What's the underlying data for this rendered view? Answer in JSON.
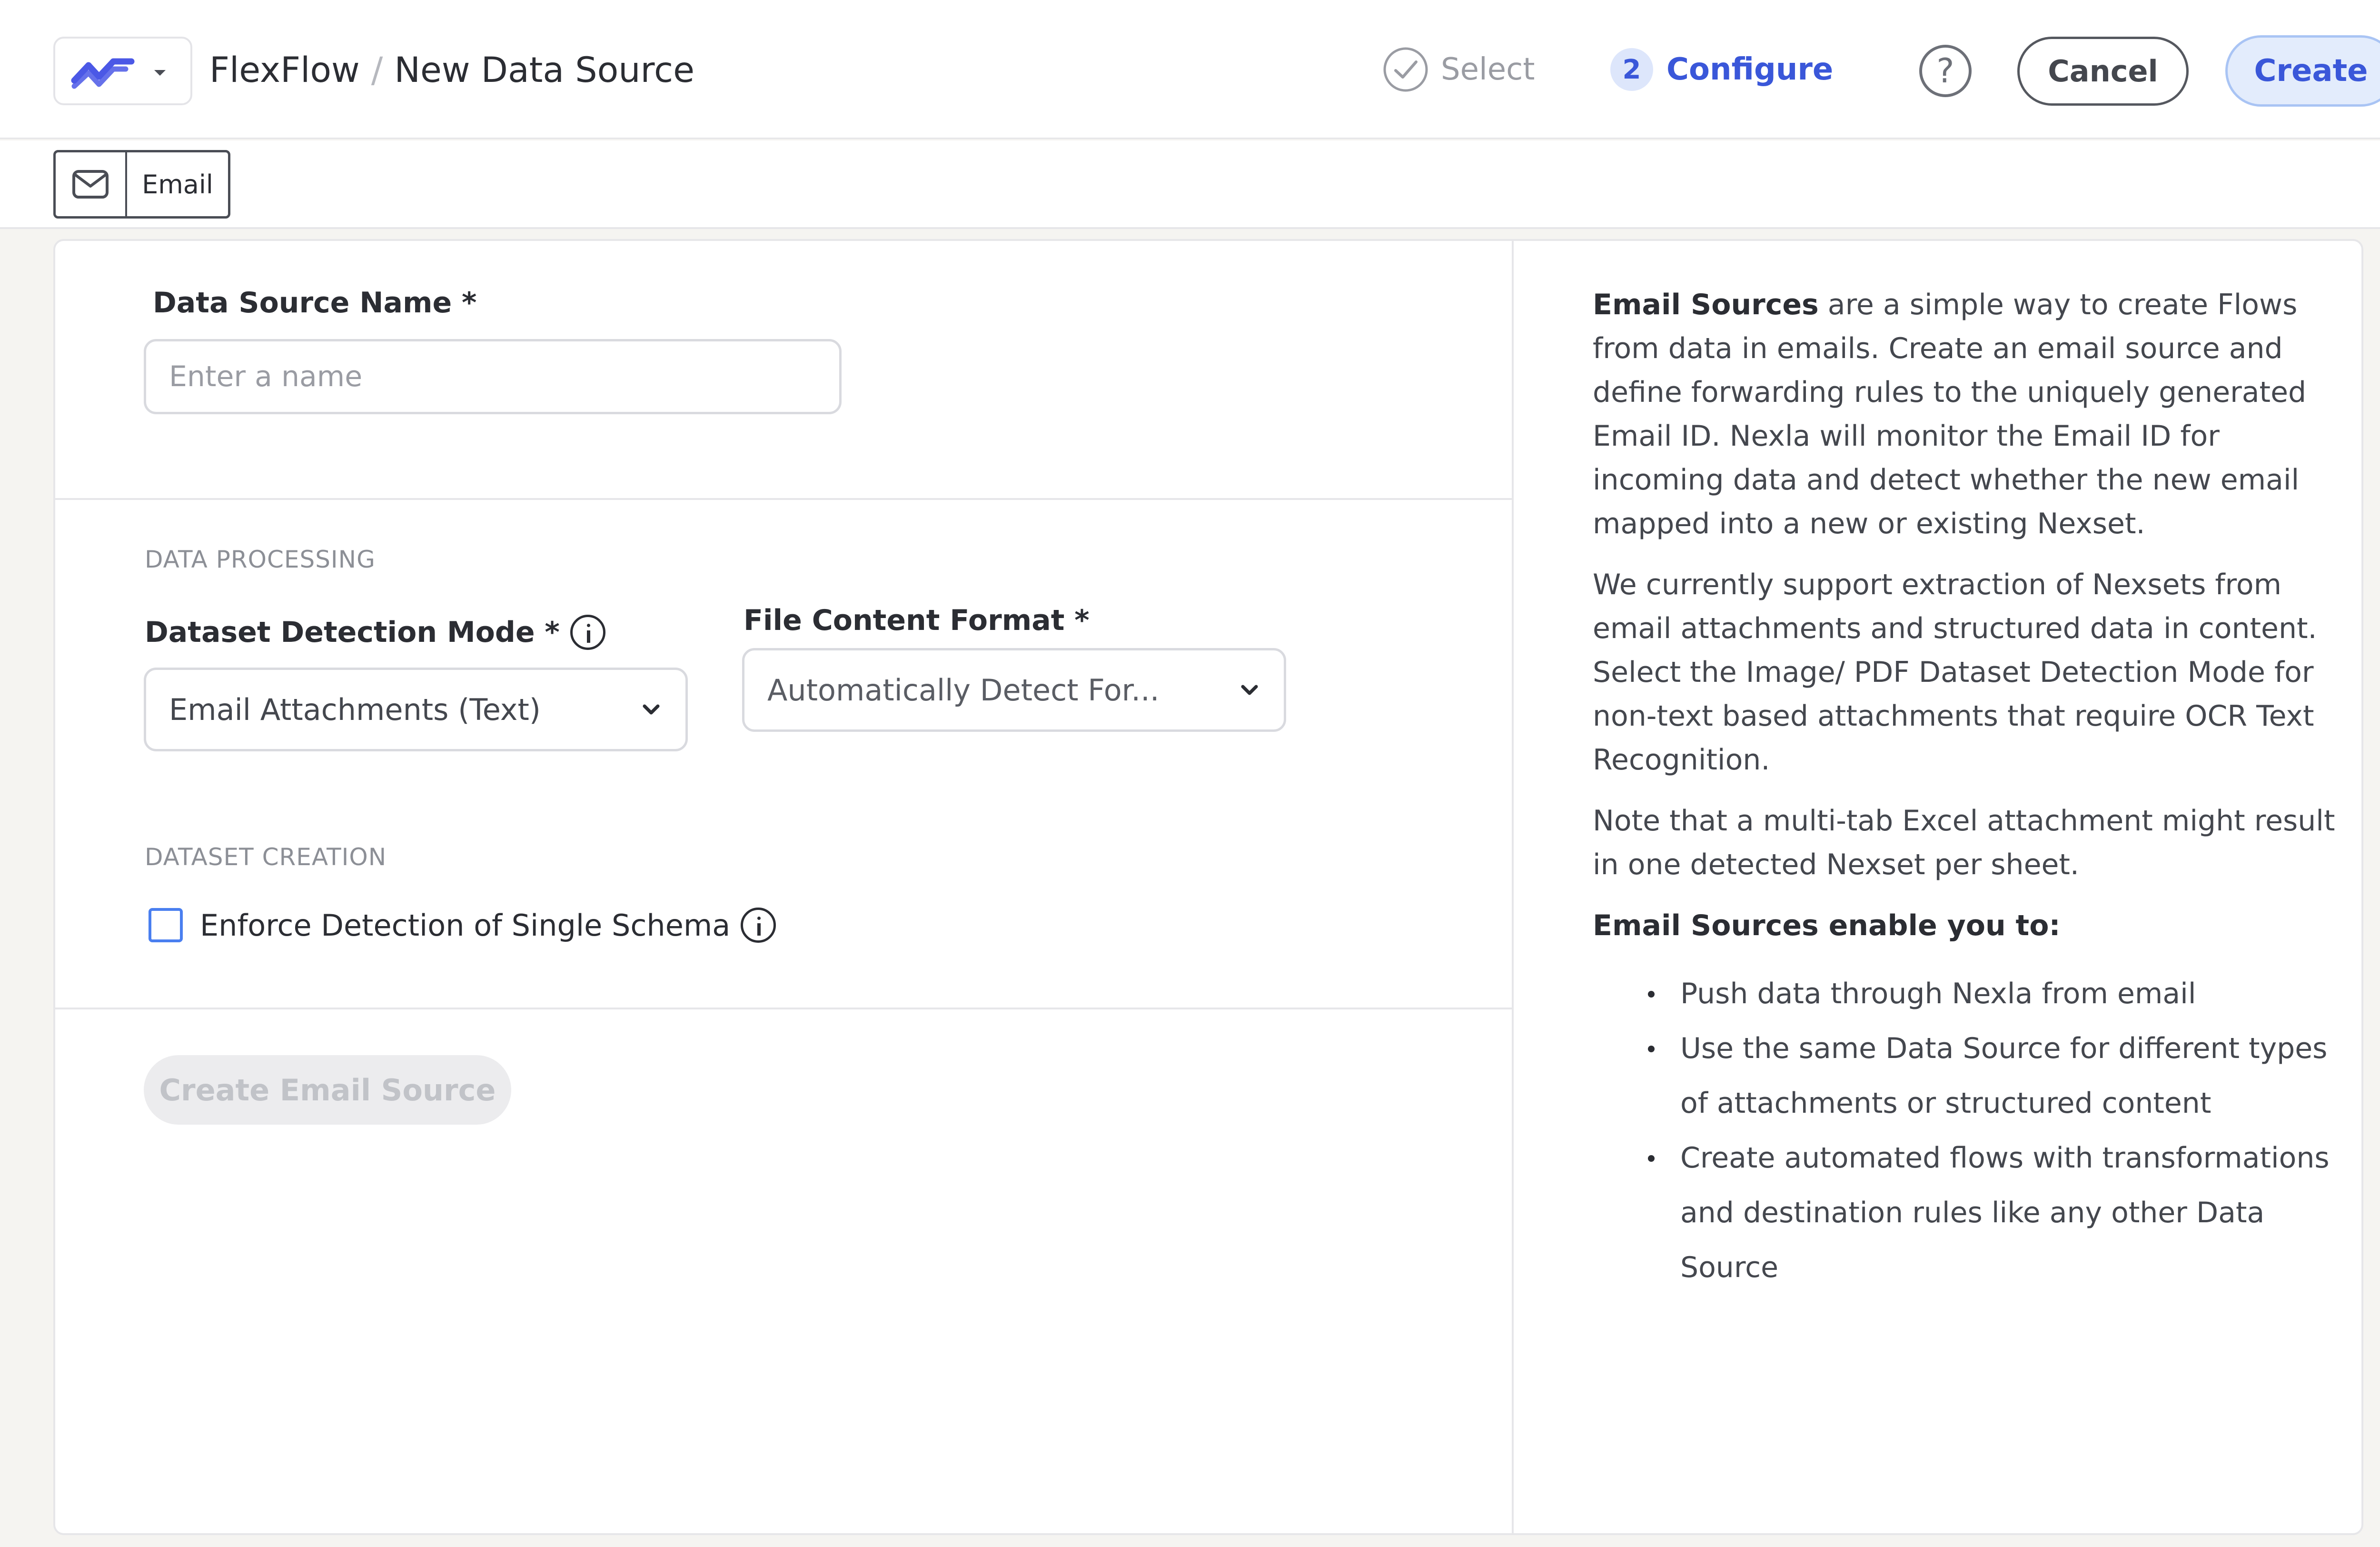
{
  "header": {
    "app_name": "FlexFlow",
    "separator": "/",
    "page_name": "New Data Source",
    "steps": [
      {
        "label": "Select",
        "state": "done"
      },
      {
        "number": "2",
        "label": "Configure",
        "state": "active"
      }
    ],
    "help_label": "?",
    "cancel_label": "Cancel",
    "create_label": "Create",
    "brand_color": "#3a57d9"
  },
  "source_chip": {
    "icon": "mail-icon",
    "label": "Email"
  },
  "form": {
    "name_label": "Data Source Name *",
    "name_value": "",
    "name_placeholder": "Enter a name",
    "processing_header": "DATA PROCESSING",
    "detection_mode_label": "Dataset Detection Mode *",
    "detection_mode_value": "Email Attachments (Text)",
    "file_format_label": "File Content Format *",
    "file_format_value": "Automatically Detect For...",
    "creation_header": "DATASET CREATION",
    "enforce_schema_label": "Enforce Detection of Single Schema",
    "enforce_schema_checked": false,
    "submit_label": "Create Email Source",
    "submit_disabled": true
  },
  "help_panel": {
    "p1_bold": "Email Sources",
    "p1_rest": " are a simple way to create Flows from data in emails. Create an email source and define forwarding rules to the uniquely generated Email ID. Nexla will monitor the Email ID for incoming data and detect whether the new email mapped into a new or existing Nexset.",
    "p2": "We currently support extraction of Nexsets from email attachments and structured data in content. Select the Image/ PDF Dataset Detection Mode for non-text based attachments that require OCR Text Recognition.",
    "p3": "Note that a multi-tab Excel attachment might result in one detected Nexset per sheet.",
    "subhead": "Email Sources enable you to:",
    "bullets": [
      "Push data through Nexla from email",
      "Use the same Data Source for different types of attachments or structured content",
      "Create automated flows with transformations and destination rules like any other Data Source"
    ]
  }
}
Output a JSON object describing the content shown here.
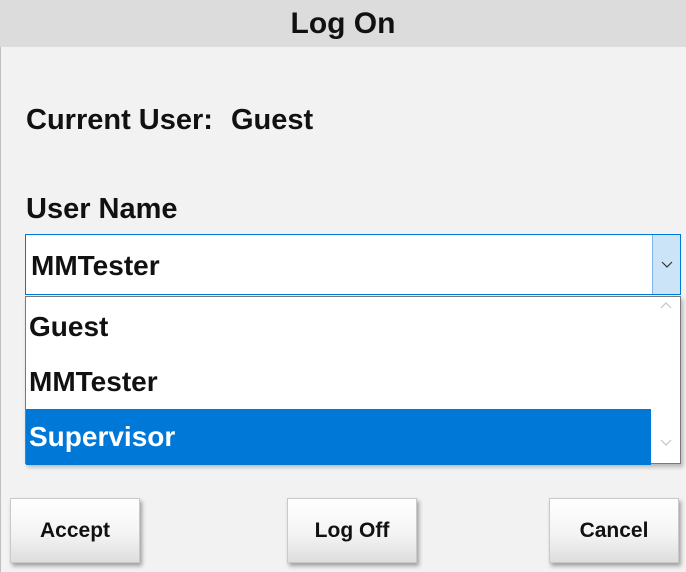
{
  "window": {
    "title": "Log On"
  },
  "current_user": {
    "label": "Current User:",
    "value": "Guest"
  },
  "username": {
    "label": "User Name",
    "selected": "MMTester",
    "options": [
      "Guest",
      "MMTester",
      "Supervisor"
    ],
    "highlighted": "Supervisor"
  },
  "buttons": {
    "accept": "Accept",
    "logoff": "Log Off",
    "cancel": "Cancel"
  },
  "colors": {
    "highlight": "#0078d7",
    "combo_border": "#0078d7",
    "combo_button": "#cce4f7"
  },
  "icons": {
    "dropdown_arrow": "chevron-down-icon",
    "scroll_up": "chevron-up-icon",
    "scroll_down": "chevron-down-icon"
  }
}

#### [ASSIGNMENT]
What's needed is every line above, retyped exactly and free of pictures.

#### [TASK RESULT]
What's the underlying data for this rendered view? Answer in JSON.
{
  "header": {
    "app_name": "FlexFlow",
    "separator": "/",
    "page_name": "New Data Source",
    "steps": [
      {
        "label": "Select",
        "state": "done"
      },
      {
        "number": "2",
        "label": "Configure",
        "state": "active"
      }
    ],
    "help_label": "?",
    "cancel_label": "Cancel",
    "create_label": "Create",
    "brand_color": "#3a57d9"
  },
  "source_chip": {
    "icon": "mail-icon",
    "label": "Email"
  },
  "form": {
    "name_label": "Data Source Name *",
    "name_value": "",
    "name_placeholder": "Enter a name",
    "processing_header": "DATA PROCESSING",
    "detection_mode_label": "Dataset Detection Mode *",
    "detection_mode_value": "Email Attachments (Text)",
    "file_format_label": "File Content Format *",
    "file_format_value": "Automatically Detect For...",
    "creation_header": "DATASET CREATION",
    "enforce_schema_label": "Enforce Detection of Single Schema",
    "enforce_schema_checked": false,
    "submit_label": "Create Email Source",
    "submit_disabled": true
  },
  "help_panel": {
    "p1_bold": "Email Sources",
    "p1_rest": " are a simple way to create Flows from data in emails. Create an email source and define forwarding rules to the uniquely generated Email ID. Nexla will monitor the Email ID for incoming data and detect whether the new email mapped into a new or existing Nexset.",
    "p2": "We currently support extraction of Nexsets from email attachments and structured data in content. Select the Image/ PDF Dataset Detection Mode for non-text based attachments that require OCR Text Recognition.",
    "p3": "Note that a multi-tab Excel attachment might result in one detected Nexset per sheet.",
    "subhead": "Email Sources enable you to:",
    "bullets": [
      "Push data through Nexla from email",
      "Use the same Data Source for different types of attachments or structured content",
      "Create automated flows with transformations and destination rules like any other Data Source"
    ]
  }
}
Output a JSON object describing the content shown here.
{
  "window": {
    "title": "Log On"
  },
  "current_user": {
    "label": "Current User:",
    "value": "Guest"
  },
  "username": {
    "label": "User Name",
    "selected": "MMTester",
    "options": [
      "Guest",
      "MMTester",
      "Supervisor"
    ],
    "highlighted": "Supervisor"
  },
  "buttons": {
    "accept": "Accept",
    "logoff": "Log Off",
    "cancel": "Cancel"
  },
  "colors": {
    "highlight": "#0078d7",
    "combo_border": "#0078d7",
    "combo_button": "#cce4f7"
  },
  "icons": {
    "dropdown_arrow": "chevron-down-icon",
    "scroll_up": "chevron-up-icon",
    "scroll_down": "chevron-down-icon"
  }
}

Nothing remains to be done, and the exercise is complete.